Less well known is Rivendell, a family-owned concern in the northern part of the wine region. Situated near Yallingup, the vineyard takes advantage of its sheltered position on the Leeuwin-Naturaliste ridge which parallels the nearby coast. Like most Margaret River wineries, Rivendell is noted for its white wines, including semillon and sauvignon blanc.

“It’s hard to say which is our most successful wine,” says manager Wendy Standish. “The verdelho has always been popular, along with our semi sweet white wine called Honeysuckle. In the reds, the blend known as The Cabernets is the most successful.”

What makes Rivendell stand out as a tourist destination, however, is its graceful garden trailing down the slope from its restaurant and tasting room. Factor in the homemade preserves and the bush accommodation, and the indulgence factor is high.

“We make wines which we enjoy,” says Standish. “The same goes for the preserves and restaurant meals.

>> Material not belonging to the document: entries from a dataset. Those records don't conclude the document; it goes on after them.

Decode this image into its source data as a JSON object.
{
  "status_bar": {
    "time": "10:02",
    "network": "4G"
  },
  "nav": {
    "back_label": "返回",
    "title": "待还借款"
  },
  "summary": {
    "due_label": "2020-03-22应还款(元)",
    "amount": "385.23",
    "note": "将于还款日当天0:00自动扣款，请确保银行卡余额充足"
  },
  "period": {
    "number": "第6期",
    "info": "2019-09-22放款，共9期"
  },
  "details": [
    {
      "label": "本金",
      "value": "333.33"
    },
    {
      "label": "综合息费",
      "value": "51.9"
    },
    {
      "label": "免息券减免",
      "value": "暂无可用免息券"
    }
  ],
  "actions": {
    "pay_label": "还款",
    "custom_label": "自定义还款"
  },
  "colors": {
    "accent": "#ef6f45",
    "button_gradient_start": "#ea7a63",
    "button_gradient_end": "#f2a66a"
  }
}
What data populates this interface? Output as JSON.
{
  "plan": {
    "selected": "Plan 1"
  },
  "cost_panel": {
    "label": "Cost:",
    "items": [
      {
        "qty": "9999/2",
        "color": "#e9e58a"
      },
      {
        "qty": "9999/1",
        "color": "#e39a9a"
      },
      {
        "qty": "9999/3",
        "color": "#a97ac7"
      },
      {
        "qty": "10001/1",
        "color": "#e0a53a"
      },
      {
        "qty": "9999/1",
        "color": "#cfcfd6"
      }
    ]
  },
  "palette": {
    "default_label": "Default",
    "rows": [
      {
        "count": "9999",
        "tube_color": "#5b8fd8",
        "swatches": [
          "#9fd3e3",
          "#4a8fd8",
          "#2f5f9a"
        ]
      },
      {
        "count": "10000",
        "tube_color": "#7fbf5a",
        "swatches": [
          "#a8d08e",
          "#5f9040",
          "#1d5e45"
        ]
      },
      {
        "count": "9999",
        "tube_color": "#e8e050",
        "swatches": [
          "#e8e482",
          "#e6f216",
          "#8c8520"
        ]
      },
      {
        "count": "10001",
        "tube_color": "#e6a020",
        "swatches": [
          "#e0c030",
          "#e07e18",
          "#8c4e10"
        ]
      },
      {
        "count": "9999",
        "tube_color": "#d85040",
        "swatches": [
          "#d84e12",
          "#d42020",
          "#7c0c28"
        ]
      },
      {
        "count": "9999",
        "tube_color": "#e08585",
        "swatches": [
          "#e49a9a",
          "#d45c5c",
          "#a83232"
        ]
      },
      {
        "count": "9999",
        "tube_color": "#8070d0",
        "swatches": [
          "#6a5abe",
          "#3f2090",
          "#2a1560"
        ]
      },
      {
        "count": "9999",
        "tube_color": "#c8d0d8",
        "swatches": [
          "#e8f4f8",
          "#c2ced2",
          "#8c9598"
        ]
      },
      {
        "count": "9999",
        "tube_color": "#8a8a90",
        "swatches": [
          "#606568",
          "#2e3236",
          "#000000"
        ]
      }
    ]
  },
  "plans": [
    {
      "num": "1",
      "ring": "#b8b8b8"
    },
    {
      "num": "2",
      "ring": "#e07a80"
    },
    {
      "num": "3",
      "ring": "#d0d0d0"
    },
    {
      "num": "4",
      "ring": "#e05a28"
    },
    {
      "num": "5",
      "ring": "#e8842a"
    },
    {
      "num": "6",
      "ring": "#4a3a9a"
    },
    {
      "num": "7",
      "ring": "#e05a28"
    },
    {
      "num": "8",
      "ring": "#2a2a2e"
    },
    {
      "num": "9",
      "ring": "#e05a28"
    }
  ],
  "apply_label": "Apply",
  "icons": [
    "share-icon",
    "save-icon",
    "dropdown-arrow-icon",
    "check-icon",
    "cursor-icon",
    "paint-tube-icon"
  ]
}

We’re also focused on making it a child-friendly place, which are becoming few and far between.”

In bushland north of the township stands the Margaret River Chocolate Factory. There’s nothing humble about this business: they describe their product as the “food of the gods”. But let’s face it, a lot of people think of chocolate that way.

Creating quality chocolate is not as easy as you think. Though the raw materials are imported from Europe, they must then be blended and tempered to bring out flavour and texture. It’s not unlike the art of coffee blending and roasting, and requires the services of a skilled chocolatier.

The beautiful native bushland, with its gum trees and birdsong, provides a distinct contrast with the skilled European tradition practised within. Large bowls hold pellets of dark and milk chocolate for visitors to sample, while glass cases are lined with the finished product. Through a window, the process of chocolate-making can be viewed in action. Approaching Easter, the busiest time of the year, chocolate rabbits rotate at the end of steel rods, cooling down after being formed.

On the nearby Bussell Highway, more gleaming equipment is churning away. There’s no chocolate here, however. The location is Fonti Farm, home of the Margaret River Dairy Company, and the product is cheese.

Margaret River’s dairy industry is a legacy of the group settlement scheme of the 1920s, which aimed to lure migrants to new farming areas. Although now overshadowed by the thriving wine industry, it still has a presence around the small town of Cowaramup.

As in the Chocolate Factory, visitors can watch the experts at work. This is where Western Australia’s only locally produced bries and camemberts are made, along with a range of hard cheeses flavoured with chilli, pepper, chives, onion, garlic and parsley.

Oscar Wilde once said “I can resist everything except temptation.” Wilde would approve of modern-day Margaret River. From a struggling settlement in the Western Australian bush, it’s become the indulgence centre of the south-west.

Wine. Chocolate. Cheese. What else is there?

Note: As this article is based on personal experience from some years ago, the author takes no responsibility for readers' reliance on the information within. Always check on the current wine/chocolate/cheese situation before travelling to Margaret River.

The Unpublished is a random series of my never-published travel articles. For previous instalments, click on the The Unpublished Topic tag below, then scroll down.

(Photo © Western Australian Tourism Commission)